Excerpts from an interface dataset:
--------------------

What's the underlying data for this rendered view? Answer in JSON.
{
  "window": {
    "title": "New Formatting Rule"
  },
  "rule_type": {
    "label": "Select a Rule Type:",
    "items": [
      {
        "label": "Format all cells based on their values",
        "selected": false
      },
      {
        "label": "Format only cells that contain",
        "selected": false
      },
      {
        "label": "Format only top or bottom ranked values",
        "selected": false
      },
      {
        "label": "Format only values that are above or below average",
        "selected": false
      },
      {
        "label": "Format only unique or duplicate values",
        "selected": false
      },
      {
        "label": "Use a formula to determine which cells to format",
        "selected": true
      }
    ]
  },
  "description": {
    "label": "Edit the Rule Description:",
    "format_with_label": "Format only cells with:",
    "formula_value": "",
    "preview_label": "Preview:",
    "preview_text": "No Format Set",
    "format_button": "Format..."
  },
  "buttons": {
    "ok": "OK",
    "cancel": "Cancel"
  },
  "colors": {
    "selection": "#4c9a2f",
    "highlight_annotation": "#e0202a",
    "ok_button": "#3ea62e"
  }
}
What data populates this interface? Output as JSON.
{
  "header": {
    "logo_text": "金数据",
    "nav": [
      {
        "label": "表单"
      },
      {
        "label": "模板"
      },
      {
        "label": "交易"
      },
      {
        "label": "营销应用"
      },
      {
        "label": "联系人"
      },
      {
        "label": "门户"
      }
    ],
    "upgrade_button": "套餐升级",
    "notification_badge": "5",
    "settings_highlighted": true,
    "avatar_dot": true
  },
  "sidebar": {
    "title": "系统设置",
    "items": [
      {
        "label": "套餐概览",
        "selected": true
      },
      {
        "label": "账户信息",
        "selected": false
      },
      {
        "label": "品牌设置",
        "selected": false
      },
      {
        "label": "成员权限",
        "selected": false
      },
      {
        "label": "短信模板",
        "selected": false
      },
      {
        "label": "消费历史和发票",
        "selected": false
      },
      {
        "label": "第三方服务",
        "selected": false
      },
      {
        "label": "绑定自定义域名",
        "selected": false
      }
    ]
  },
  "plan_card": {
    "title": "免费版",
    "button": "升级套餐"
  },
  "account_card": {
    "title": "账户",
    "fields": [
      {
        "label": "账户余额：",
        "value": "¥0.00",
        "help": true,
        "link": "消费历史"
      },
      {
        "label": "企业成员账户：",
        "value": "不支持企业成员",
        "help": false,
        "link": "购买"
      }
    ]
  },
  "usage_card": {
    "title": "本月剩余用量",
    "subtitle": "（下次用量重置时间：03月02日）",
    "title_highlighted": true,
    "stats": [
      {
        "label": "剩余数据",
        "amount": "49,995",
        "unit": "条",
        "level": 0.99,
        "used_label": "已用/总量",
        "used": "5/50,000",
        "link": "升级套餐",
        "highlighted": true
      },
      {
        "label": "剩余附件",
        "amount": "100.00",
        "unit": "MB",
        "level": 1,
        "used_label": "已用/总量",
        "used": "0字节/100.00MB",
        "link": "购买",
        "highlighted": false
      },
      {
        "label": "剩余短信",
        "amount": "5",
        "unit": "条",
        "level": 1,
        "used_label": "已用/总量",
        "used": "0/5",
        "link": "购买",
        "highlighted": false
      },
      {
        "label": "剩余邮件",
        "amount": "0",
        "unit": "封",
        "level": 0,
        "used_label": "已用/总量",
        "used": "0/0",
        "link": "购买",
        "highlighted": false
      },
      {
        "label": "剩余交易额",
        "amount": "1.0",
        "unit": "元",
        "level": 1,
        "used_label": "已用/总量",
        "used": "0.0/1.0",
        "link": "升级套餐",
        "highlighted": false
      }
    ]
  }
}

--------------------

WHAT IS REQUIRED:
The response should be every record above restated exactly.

SOLUTION TO THIS TASK:
What's the underlying data for this rendered view? Answer in JSON.
{
  "window": {
    "title": "New Formatting Rule"
  },
  "rule_type": {
    "label": "Select a Rule Type:",
    "items": [
      {
        "label": "Format all cells based on their values",
        "selected": false
      },
      {
        "label": "Format only cells that contain",
        "selected": false
      },
      {
        "label": "Format only top or bottom ranked values",
        "selected": false
      },
      {
        "label": "Format only values that are above or below average",
        "selected": false
      },
      {
        "label": "Format only unique or duplicate values",
        "selected": false
      },
      {
        "label": "Use a formula to determine which cells to format",
        "selected": true
      }
    ]
  },
  "description": {
    "label": "Edit the Rule Description:",
    "format_with_label": "Format only cells with:",
    "formula_value": "",
    "preview_label": "Preview:",
    "preview_text": "No Format Set",
    "format_button": "Format..."
  },
  "buttons": {
    "ok": "OK",
    "cancel": "Cancel"
  },
  "colors": {
    "selection": "#4c9a2f",
    "highlight_annotation": "#e0202a",
    "ok_button": "#3ea62e"
  }
}
What data populates this interface? Output as JSON.
{
  "header": {
    "logo_text": "金数据",
    "nav": [
      {
        "label": "表单"
      },
      {
        "label": "模板"
      },
      {
        "label": "交易"
      },
      {
        "label": "营销应用"
      },
      {
        "label": "联系人"
      },
      {
        "label": "门户"
      }
    ],
    "upgrade_button": "套餐升级",
    "notification_badge": "5",
    "settings_highlighted": true,
    "avatar_dot": true
  },
  "sidebar": {
    "title": "系统设置",
    "items": [
      {
        "label": "套餐概览",
        "selected": true
      },
      {
        "label": "账户信息",
        "selected": false
      },
      {
        "label": "品牌设置",
        "selected": false
      },
      {
        "label": "成员权限",
        "selected": false
      },
      {
        "label": "短信模板",
        "selected": false
      },
      {
        "label": "消费历史和发票",
        "selected": false
      },
      {
        "label": "第三方服务",
        "selected": false
      },
      {
        "label": "绑定自定义域名",
        "selected": false
      }
    ]
  },
  "plan_card": {
    "title": "免费版",
    "button": "升级套餐"
  },
  "account_card": {
    "title": "账户",
    "fields": [
      {
        "label": "账户余额：",
        "value": "¥0.00",
        "help": true,
        "link": "消费历史"
      },
      {
        "label": "企业成员账户：",
        "value": "不支持企业成员",
        "help": false,
        "link": "购买"
      }
    ]
  },
  "usage_card": {
    "title": "本月剩余用量",
    "subtitle": "（下次用量重置时间：03月02日）",
    "title_highlighted": true,
    "stats": [
      {
        "label": "剩余数据",
        "amount": "49,995",
        "unit": "条",
        "level": 0.99,
        "used_label": "已用/总量",
        "used": "5/50,000",
        "link": "升级套餐",
        "highlighted": true
      },
      {
        "label": "剩余附件",
        "amount": "100.00",
        "unit": "MB",
        "level": 1,
        "used_label": "已用/总量",
        "used": "0字节/100.00MB",
        "link": "购买",
        "highlighted": false
      },
      {
        "label": "剩余短信",
        "amount": "5",
        "unit": "条",
        "level": 1,
        "used_label": "已用/总量",
        "used": "0/5",
        "link": "购买",
        "highlighted": false
      },
      {
        "label": "剩余邮件",
        "amount": "0",
        "unit": "封",
        "level": 0,
        "used_label": "已用/总量",
        "used": "0/0",
        "link": "购买",
        "highlighted": false
      },
      {
        "label": "剩余交易额",
        "amount": "1.0",
        "unit": "元",
        "level": 1,
        "used_label": "已用/总量",
        "used": "0.0/1.0",
        "link": "升级套餐",
        "highlighted": false
      }
    ]
  }
}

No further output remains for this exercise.